Somerville alderwoman Rebekah Gewirtz, seen standing in 2007, plans a committee hearing over a law about public gatherings. (Photo: R.M. Burnes)

The Somerville law about public gatherings has alarmed another alderman, The Somerville Patch’s Chris Orchard reports.

“I’m not sure my office hours would be legal in the city from what you just read,” alderman at-large Dennis Sullivan told Rebekah Gewirtz, who explained that she discovered the surprising ordinance this summer when musicians in Davis Square were asked by police officers to show performance permits that the city does not have or issue. Among the musicians was former “Cambridge Rag” cable access host Roger Nicholson.

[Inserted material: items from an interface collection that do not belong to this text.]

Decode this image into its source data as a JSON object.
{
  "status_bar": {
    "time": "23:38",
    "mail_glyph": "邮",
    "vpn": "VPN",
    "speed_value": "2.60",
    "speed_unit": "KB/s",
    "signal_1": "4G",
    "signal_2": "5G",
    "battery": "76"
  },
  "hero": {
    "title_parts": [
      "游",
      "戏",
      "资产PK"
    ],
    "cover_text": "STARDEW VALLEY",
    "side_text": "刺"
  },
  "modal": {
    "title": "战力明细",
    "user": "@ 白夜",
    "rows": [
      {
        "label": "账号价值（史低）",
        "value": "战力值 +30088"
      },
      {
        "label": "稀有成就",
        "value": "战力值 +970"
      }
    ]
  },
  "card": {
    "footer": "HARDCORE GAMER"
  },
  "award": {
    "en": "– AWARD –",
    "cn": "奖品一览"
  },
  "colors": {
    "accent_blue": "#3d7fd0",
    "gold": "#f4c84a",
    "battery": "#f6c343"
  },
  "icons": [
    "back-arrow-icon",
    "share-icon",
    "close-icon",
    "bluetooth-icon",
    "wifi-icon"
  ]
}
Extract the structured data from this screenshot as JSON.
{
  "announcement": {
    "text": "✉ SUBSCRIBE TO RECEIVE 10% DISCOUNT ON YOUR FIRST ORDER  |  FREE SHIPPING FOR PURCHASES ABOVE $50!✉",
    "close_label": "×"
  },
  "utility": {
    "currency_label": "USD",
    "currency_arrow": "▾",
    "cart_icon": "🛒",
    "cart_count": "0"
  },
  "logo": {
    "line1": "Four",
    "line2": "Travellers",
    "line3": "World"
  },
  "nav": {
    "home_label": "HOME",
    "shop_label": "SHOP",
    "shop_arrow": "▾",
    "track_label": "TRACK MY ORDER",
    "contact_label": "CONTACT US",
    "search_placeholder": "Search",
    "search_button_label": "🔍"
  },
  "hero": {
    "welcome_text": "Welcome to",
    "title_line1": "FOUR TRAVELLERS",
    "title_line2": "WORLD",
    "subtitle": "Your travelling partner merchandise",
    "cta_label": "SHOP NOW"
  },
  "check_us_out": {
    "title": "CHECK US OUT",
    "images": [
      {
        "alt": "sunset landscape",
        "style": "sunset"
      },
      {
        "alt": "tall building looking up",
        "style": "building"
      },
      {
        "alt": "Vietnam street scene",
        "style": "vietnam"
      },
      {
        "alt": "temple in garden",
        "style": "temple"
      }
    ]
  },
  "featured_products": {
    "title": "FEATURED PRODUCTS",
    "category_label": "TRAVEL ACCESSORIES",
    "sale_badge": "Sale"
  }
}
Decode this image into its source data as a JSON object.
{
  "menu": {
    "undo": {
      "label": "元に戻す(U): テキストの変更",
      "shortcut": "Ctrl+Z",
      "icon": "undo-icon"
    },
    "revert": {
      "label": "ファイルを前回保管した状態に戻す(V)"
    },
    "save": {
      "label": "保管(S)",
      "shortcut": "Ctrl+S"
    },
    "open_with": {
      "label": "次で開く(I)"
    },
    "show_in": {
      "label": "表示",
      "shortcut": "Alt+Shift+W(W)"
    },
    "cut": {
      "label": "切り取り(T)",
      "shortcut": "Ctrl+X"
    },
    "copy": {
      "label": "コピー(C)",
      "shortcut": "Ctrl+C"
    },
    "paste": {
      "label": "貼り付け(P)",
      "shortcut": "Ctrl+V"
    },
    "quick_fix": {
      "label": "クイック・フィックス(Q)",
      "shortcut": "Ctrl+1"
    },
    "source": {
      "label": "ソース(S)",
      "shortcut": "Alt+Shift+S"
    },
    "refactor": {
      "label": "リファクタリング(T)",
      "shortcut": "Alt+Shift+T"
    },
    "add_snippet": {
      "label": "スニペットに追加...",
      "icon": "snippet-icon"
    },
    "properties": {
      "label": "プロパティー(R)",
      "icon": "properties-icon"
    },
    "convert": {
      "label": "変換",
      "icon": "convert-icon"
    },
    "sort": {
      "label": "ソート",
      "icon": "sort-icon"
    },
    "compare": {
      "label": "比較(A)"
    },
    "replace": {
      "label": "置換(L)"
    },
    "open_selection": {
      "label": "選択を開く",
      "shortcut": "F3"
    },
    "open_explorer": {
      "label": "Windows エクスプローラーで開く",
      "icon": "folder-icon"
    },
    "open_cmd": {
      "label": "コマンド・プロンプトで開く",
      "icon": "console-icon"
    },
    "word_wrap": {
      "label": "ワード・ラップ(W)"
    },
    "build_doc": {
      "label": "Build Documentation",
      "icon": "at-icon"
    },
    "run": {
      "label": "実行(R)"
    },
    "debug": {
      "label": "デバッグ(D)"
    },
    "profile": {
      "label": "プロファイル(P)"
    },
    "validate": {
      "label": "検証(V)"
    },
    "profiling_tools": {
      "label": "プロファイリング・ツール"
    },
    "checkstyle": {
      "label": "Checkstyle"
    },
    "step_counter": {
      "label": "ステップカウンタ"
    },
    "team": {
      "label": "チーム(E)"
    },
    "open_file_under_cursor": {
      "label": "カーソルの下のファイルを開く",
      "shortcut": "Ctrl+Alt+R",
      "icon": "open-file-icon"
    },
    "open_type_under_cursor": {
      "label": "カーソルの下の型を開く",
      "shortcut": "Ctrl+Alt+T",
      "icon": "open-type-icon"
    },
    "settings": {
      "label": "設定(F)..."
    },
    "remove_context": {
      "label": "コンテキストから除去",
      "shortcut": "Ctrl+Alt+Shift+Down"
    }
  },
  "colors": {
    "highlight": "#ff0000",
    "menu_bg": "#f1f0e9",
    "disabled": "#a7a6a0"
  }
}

Cambridge Day reported on the clashes and First Amendment issues in August here and showed the roots of the confusion here.

“I have considerable concerns about that with respect to First Amendment rights to free speech,” Gewirtz said in early August, after reading the current ordinance:

No meeting shall be held and no person shall deliver a sermon, lecture, address or discourse, or shall sing or play or perform on any musical instrument, in a street or other public place, except in connection with a funeral or a military parade, and except in connection with a procession of a political, civic or charitable organization for which a police escort is provided by the chief of police, unless licensed thereto by the board of aldermen, as hereinafter set forth.

She’s still pursuing a legal opinion of the law and plans to set a date soon for a committee hearing to address the permitting issue, she said last weekend.

Not all Somerville aldermen were alarmed by the First Amendment ramifications of the law. As quoted in the Patch, alderman at-large John Connolly felt ironing out the question of permits took precedence over wondering about the rights of people to perform music — or much else — in public.

“What we really have is not so much a constitutional issue but a lack of a policy,” Connolly is quoted a saying.

The Patch article is here.